§ Instructions to follow:
What you produce should be every line from the data that includes "JSON".
START Supplied records
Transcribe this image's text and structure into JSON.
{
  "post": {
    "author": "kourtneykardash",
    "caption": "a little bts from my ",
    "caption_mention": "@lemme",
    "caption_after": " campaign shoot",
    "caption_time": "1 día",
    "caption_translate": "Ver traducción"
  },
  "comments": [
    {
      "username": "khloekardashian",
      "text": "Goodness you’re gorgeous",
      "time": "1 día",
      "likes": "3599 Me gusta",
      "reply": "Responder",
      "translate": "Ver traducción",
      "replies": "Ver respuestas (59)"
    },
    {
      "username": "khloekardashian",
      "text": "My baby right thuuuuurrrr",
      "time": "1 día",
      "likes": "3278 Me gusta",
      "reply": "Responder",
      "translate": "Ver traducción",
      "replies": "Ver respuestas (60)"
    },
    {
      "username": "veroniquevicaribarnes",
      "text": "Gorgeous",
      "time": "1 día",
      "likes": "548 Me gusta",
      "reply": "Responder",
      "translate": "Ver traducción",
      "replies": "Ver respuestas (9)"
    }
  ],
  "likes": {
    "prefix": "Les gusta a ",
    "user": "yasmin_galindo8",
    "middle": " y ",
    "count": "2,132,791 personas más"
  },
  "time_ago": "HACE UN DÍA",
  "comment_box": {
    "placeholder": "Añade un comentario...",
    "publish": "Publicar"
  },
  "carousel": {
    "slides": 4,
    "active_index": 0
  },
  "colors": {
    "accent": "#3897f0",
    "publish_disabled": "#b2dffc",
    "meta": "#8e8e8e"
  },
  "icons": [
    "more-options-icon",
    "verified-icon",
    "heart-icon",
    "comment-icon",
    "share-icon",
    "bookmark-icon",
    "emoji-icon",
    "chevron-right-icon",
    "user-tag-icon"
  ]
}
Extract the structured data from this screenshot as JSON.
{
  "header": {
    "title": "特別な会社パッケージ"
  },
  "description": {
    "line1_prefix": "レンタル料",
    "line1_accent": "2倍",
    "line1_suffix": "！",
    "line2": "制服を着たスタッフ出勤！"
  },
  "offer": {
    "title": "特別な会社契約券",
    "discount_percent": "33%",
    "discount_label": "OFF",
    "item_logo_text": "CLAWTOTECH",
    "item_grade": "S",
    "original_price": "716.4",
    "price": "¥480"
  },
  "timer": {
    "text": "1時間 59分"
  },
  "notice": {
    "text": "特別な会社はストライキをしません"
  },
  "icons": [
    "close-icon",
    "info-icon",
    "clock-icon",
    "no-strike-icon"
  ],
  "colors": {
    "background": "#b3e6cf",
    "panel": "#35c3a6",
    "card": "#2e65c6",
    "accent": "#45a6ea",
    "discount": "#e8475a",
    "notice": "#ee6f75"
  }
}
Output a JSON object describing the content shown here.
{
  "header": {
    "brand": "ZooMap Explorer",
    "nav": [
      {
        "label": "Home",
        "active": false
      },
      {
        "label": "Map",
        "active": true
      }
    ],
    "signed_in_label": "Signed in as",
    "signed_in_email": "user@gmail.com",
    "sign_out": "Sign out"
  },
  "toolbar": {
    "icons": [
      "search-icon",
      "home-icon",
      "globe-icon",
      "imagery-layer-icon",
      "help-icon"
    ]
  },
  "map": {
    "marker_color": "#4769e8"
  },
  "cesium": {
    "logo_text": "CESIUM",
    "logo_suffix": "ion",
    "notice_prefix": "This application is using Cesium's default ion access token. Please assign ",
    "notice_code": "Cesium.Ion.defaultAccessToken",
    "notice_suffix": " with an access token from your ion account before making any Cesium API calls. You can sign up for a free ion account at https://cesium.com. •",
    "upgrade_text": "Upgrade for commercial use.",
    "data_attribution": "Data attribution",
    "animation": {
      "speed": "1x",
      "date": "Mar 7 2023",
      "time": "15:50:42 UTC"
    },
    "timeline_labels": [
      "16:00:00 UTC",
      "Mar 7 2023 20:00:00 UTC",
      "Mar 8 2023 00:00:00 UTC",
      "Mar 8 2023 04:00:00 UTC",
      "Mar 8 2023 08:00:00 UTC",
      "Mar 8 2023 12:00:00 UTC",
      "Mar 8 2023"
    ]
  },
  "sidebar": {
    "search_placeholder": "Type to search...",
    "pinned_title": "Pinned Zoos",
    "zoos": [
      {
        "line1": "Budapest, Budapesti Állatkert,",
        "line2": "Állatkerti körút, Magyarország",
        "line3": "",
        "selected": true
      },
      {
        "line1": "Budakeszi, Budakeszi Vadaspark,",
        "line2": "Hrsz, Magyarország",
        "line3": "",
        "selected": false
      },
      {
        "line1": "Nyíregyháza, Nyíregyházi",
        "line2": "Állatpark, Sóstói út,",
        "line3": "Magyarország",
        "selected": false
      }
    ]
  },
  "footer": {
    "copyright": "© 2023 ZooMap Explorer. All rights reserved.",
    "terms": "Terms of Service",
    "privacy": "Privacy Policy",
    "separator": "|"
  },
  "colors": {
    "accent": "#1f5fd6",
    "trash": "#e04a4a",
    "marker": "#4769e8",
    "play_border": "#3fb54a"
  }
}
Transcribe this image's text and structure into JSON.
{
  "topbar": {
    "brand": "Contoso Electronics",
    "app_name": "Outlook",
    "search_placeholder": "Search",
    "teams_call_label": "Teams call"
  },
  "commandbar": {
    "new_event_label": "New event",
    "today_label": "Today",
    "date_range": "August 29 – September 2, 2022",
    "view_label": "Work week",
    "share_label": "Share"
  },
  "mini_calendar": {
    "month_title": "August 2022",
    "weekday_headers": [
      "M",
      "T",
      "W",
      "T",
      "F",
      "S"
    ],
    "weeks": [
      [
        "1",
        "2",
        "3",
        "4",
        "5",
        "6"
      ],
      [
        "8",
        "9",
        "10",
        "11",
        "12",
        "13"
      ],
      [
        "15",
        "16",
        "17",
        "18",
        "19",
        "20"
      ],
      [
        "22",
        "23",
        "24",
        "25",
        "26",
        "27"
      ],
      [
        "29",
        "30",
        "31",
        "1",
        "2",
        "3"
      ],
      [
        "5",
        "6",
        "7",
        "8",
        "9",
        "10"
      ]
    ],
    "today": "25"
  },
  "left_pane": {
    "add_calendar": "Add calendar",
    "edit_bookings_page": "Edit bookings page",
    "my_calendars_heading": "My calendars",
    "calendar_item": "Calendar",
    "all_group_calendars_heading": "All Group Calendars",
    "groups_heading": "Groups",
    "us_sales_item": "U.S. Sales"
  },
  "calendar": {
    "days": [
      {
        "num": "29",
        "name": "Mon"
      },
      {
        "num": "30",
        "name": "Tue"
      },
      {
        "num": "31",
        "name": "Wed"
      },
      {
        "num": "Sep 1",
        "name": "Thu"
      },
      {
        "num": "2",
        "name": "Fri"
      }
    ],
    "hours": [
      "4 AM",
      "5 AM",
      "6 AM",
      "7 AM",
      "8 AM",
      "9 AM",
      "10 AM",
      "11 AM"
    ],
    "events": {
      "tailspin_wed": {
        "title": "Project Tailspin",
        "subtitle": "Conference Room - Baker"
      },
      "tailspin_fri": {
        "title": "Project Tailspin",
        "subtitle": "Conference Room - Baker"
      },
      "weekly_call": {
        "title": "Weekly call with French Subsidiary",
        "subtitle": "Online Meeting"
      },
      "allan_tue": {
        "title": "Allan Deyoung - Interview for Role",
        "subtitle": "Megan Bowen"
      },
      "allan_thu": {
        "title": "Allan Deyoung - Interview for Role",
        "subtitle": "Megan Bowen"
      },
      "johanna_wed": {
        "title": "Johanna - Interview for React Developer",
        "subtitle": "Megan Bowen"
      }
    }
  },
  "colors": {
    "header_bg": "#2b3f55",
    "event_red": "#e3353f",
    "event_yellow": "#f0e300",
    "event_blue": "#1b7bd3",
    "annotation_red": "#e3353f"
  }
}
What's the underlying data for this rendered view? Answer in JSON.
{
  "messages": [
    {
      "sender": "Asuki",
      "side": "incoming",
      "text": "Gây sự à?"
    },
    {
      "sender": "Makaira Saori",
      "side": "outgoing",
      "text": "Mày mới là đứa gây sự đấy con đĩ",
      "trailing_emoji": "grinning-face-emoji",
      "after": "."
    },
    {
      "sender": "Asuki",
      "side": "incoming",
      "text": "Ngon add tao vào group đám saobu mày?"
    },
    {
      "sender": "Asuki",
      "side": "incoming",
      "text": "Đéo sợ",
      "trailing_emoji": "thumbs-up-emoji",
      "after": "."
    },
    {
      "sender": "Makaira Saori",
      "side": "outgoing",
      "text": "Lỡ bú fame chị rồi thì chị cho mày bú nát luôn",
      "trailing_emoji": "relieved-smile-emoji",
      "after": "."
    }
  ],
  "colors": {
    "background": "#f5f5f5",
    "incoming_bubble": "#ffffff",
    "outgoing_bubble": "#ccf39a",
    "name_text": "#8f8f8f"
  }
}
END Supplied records
§ Result of the task:
Transcribe this image's text and structure into JSON.
Extract the structured data from this screenshot as JSON.
Output a JSON object describing the content shown here.
Transcribe this image's text and structure into JSON.
What's the underlying data for this rendered view? Answer in JSON.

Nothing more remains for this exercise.